Just as Avatar smashed down new technological boundaries, Kick-Ass could have done the same for artistic ones. The film’s investors ponied up their cash before the financial crisis clamped down. Right now, an independent movie looks a better bet than stocks and shares. “I think it’s going to mean a lots of investors coming in looking to fund independent filmmakers,” says Millar. “They’re going to want to find the next Kick-Ass.”
The next Kick-Ass? According to Mintz-Plasse, Millar already has a title for it: Kick-Ass 2: Balls To The Wall. First, though, Vaughn’s movie needs to punch/kick it’s weight at the box-office. Snakes On A Plane
showed all too clearly how online buzz isn’t worth the blogs it’s written on. And in a fascinating David-and-Goliath box-office scrap, Kick-Ass hits cinemas just days before 3D mega-blockbuster Clash Of The Titans.
Wisely, Vaughn is staying cautious (“Clash is meant to be unwatchable, that’s the only good news there”), but the clamour for a sequel is still audible. Ideas have been flung around. Everyone wants it. “I don’t want to tempt fate of it being a flop,” says Vaughn. “I still have no idea how this film is going to do. But I’ve always loved the idea of a massive fight in Time Square between loads of fucking freaks dressed up as superheroes.

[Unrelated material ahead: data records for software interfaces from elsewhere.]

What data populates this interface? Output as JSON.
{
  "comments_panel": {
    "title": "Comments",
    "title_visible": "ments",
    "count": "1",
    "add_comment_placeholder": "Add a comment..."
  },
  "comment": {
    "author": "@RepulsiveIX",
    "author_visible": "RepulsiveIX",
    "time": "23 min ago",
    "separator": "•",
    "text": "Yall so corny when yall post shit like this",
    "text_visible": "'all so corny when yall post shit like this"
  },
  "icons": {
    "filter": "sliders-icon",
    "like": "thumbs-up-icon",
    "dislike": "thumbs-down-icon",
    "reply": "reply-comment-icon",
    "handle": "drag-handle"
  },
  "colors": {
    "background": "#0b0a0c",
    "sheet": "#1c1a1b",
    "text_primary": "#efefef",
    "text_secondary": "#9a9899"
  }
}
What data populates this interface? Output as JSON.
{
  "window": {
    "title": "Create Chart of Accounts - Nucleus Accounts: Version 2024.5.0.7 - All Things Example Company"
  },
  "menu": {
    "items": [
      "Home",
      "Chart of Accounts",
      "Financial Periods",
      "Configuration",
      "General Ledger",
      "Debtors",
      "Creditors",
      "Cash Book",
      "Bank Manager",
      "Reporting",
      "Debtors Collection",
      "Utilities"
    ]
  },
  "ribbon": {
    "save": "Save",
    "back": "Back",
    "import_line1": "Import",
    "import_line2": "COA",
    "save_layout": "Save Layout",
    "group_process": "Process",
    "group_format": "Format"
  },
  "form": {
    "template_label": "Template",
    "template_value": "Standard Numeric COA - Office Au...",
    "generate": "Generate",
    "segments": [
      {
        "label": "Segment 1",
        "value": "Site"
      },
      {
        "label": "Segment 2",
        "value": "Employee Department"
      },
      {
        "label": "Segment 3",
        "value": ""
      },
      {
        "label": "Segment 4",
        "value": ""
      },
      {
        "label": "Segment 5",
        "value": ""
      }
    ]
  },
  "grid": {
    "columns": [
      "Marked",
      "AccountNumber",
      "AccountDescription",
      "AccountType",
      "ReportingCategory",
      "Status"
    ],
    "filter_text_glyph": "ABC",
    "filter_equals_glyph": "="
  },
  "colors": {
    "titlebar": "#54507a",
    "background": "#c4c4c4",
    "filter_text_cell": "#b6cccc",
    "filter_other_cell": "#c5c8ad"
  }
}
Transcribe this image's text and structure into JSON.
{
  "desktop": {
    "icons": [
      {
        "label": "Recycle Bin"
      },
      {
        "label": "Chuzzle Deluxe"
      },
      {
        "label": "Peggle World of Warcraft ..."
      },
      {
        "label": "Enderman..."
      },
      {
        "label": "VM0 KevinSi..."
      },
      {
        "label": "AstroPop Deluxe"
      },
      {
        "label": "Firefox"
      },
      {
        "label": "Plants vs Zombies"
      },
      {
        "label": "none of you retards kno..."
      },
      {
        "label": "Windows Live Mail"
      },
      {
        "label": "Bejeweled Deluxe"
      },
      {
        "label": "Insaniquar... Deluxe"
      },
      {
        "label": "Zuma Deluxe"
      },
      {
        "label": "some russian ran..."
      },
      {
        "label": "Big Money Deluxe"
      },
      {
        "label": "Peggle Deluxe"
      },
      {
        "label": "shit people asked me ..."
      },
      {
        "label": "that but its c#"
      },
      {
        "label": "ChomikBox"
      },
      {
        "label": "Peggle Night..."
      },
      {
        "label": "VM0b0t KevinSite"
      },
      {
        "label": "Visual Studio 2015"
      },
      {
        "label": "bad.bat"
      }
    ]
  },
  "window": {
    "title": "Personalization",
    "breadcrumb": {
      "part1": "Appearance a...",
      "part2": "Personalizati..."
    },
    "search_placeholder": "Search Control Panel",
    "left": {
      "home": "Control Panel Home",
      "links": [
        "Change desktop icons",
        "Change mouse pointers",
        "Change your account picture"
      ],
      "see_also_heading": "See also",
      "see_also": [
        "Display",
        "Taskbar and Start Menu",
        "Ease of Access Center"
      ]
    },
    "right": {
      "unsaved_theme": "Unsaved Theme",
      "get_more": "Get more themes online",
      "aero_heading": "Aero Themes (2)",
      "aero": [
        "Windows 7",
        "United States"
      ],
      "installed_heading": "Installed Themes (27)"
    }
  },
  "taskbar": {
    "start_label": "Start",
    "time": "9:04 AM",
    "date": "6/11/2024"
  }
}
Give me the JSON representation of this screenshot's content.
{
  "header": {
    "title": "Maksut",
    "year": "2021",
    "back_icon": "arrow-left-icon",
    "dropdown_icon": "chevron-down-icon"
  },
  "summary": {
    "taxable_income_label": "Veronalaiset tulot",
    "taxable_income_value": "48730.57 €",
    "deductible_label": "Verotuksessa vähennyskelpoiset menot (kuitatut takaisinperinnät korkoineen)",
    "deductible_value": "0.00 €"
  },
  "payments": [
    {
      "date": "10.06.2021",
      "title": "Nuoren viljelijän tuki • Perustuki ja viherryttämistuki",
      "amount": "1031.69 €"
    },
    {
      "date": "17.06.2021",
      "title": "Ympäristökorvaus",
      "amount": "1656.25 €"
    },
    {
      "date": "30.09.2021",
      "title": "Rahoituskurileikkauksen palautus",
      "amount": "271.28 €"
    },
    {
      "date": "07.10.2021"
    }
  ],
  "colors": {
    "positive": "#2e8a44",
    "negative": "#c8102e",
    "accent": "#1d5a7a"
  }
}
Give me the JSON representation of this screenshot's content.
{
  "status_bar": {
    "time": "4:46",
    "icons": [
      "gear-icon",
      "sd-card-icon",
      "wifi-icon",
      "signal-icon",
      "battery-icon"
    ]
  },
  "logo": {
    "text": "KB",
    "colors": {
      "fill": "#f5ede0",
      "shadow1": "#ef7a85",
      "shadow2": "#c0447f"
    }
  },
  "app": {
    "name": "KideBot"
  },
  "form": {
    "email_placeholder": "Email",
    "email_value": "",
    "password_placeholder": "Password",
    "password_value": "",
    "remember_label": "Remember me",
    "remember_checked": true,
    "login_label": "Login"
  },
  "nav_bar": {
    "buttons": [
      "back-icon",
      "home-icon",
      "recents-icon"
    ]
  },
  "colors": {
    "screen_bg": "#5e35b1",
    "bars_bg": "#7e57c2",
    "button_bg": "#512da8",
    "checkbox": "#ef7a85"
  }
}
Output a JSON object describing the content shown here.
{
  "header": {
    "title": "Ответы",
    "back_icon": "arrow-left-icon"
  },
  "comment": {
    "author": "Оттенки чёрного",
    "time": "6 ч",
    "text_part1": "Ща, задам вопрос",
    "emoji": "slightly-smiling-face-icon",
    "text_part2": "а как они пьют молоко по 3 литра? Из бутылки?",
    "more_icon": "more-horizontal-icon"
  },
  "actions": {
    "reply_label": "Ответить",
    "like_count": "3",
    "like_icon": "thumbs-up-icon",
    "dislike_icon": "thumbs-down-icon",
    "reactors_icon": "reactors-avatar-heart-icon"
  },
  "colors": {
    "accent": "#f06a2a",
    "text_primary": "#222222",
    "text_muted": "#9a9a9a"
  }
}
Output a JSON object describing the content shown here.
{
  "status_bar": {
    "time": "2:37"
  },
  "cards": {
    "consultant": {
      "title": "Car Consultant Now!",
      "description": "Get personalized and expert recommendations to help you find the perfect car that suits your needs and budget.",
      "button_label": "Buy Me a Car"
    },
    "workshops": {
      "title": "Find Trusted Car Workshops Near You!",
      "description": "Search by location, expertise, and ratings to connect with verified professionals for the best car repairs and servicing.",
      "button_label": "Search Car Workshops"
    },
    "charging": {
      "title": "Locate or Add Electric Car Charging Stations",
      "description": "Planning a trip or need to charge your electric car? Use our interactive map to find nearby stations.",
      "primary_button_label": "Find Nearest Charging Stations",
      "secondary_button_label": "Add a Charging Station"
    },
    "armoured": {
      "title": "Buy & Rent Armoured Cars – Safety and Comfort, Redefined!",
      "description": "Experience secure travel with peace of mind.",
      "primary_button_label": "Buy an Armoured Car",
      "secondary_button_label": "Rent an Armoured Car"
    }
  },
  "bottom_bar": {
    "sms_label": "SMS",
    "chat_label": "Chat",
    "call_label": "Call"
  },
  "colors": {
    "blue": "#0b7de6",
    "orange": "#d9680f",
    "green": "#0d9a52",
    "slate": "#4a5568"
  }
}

And how about the new bad-boy of comic-book adaps? What could Mark Millar possible have in store for the sequel? “Well… We’ll see.” says Vaughn, with a dry chuckle. “Did you ask Mark about his desire for Big Daddy to turn out to be a paedophile rapist of Hit Girl? He’ll deny it. He’s already denying. He’s like, ‘What the fuck are you telling people about that for?! I never said that!’ I’m like, ‘Yes you did. I’ve got it in writing, mate…’”
Publication: Total Film